### Extracted information
——
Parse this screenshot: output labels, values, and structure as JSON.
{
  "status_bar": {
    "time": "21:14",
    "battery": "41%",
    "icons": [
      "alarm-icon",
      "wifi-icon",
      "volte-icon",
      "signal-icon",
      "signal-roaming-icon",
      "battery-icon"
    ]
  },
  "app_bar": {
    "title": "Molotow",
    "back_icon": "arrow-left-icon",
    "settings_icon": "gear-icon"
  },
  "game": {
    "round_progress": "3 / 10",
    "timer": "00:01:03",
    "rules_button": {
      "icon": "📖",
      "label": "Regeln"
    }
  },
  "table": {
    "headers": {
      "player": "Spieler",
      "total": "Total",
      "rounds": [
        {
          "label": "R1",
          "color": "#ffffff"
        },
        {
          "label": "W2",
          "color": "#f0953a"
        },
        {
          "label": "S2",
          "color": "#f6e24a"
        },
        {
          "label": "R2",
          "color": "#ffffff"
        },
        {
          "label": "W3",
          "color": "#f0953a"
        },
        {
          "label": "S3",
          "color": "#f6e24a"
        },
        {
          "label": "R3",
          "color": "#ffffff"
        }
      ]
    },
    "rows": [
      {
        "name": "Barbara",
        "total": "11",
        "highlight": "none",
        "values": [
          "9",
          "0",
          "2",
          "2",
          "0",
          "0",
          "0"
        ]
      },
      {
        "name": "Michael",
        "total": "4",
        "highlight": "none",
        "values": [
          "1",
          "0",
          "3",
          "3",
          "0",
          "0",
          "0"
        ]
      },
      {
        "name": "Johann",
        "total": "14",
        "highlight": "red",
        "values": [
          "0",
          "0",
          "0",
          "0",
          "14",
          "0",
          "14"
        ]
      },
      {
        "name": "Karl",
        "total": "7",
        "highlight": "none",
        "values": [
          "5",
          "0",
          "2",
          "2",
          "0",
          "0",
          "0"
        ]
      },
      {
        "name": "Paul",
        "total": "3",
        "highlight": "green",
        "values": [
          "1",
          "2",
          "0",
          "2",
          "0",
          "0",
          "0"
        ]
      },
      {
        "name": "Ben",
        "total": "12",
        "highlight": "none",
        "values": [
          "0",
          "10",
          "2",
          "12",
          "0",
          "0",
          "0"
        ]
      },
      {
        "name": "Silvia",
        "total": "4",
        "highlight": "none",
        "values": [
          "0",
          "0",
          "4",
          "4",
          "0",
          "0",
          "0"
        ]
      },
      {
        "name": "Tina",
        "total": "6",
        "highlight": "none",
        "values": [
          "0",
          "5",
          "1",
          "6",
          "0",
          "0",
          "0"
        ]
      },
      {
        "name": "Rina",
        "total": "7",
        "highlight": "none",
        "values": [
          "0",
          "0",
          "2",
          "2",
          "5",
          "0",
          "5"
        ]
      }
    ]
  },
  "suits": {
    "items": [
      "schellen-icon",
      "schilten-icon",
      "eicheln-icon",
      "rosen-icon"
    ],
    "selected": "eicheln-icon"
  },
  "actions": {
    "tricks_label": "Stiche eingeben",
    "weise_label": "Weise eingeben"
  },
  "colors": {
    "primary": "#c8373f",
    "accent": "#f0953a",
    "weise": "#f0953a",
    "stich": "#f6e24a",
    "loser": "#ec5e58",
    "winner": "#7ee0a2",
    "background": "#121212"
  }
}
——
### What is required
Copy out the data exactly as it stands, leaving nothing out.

### Answer space
Parse this screenshot: output labels, values, and structure as JSON.
{
  "status_bar": {
    "time": "21:14",
    "battery": "41%",
    "icons": [
      "alarm-icon",
      "wifi-icon",
      "volte-icon",
      "signal-icon",
      "signal-roaming-icon",
      "battery-icon"
    ]
  },
  "app_bar": {
    "title": "Molotow",
    "back_icon": "arrow-left-icon",
    "settings_icon": "gear-icon"
  },
  "game": {
    "round_progress": "3 / 10",
    "timer": "00:01:03",
    "rules_button": {
      "icon": "📖",
      "label": "Regeln"
    }
  },
  "table": {
    "headers": {
      "player": "Spieler",
      "total": "Total",
      "rounds": [
        {
          "label": "R1",
          "color": "#ffffff"
        },
        {
          "label": "W2",
          "color": "#f0953a"
        },
        {
          "label": "S2",
          "color": "#f6e24a"
        },
        {
          "label": "R2",
          "color": "#ffffff"
        },
        {
          "label": "W3",
          "color": "#f0953a"
        },
        {
          "label": "S3",
          "color": "#f6e24a"
        },
        {
          "label": "R3",
          "color": "#ffffff"
        }
      ]
    },
    "rows": [
      {
        "name": "Barbara",
        "total": "11",
        "highlight": "none",
        "values": [
          "9",
          "0",
          "2",
          "2",
          "0",
          "0",
          "0"
        ]
      },
      {
        "name": "Michael",
        "total": "4",
        "highlight": "none",
        "values": [
          "1",
          "0",
          "3",
          "3",
          "0",
          "0",
          "0"
        ]
      },
      {
        "name": "Johann",
        "total": "14",
        "highlight": "red",
        "values": [
          "0",
          "0",
          "0",
          "0",
          "14",
          "0",
          "14"
        ]
      },
      {
        "name": "Karl",
        "total": "7",
        "highlight": "none",
        "values": [
          "5",
          "0",
          "2",
          "2",
          "0",
          "0",
          "0"
        ]
      },
      {
        "name": "Paul",
        "total": "3",
        "highlight": "green",
        "values": [
          "1",
          "2",
          "0",
          "2",
          "0",
          "0",
          "0"
        ]
      },
      {
        "name": "Ben",
        "total": "12",
        "highlight": "none",
        "values": [
          "0",
          "10",
          "2",
          "12",
          "0",
          "0",
          "0"
        ]
      },
      {
        "name": "Silvia",
        "total": "4",
        "highlight": "none",
        "values": [
          "0",
          "0",
          "4",
          "4",
          "0",
          "0",
          "0"
        ]
      },
      {
        "name": "Tina",
        "total": "6",
        "highlight": "none",
        "values": [
          "0",
          "5",
          "1",
          "6",
          "0",
          "0",
          "0"
        ]
      },
      {
        "name": "Rina",
        "total": "7",
        "highlight": "none",
        "values": [
          "0",
          "0",
          "2",
          "2",
          "5",
          "0",
          "5"
        ]
      }
    ]
  },
  "suits": {
    "items": [
      "schellen-icon",
      "schilten-icon",
      "eicheln-icon",
      "rosen-icon"
    ],
    "selected": "eicheln-icon"
  },
  "actions": {
    "tricks_label": "Stiche eingeben",
    "weise_label": "Weise eingeben"
  },
  "colors": {
    "primary": "#c8373f",
    "accent": "#f0953a",
    "weise": "#f0953a",
    "stich": "#f6e24a",
    "loser": "#ec5e58",
    "winner": "#7ee0a2",
    "background": "#121212"
  }
}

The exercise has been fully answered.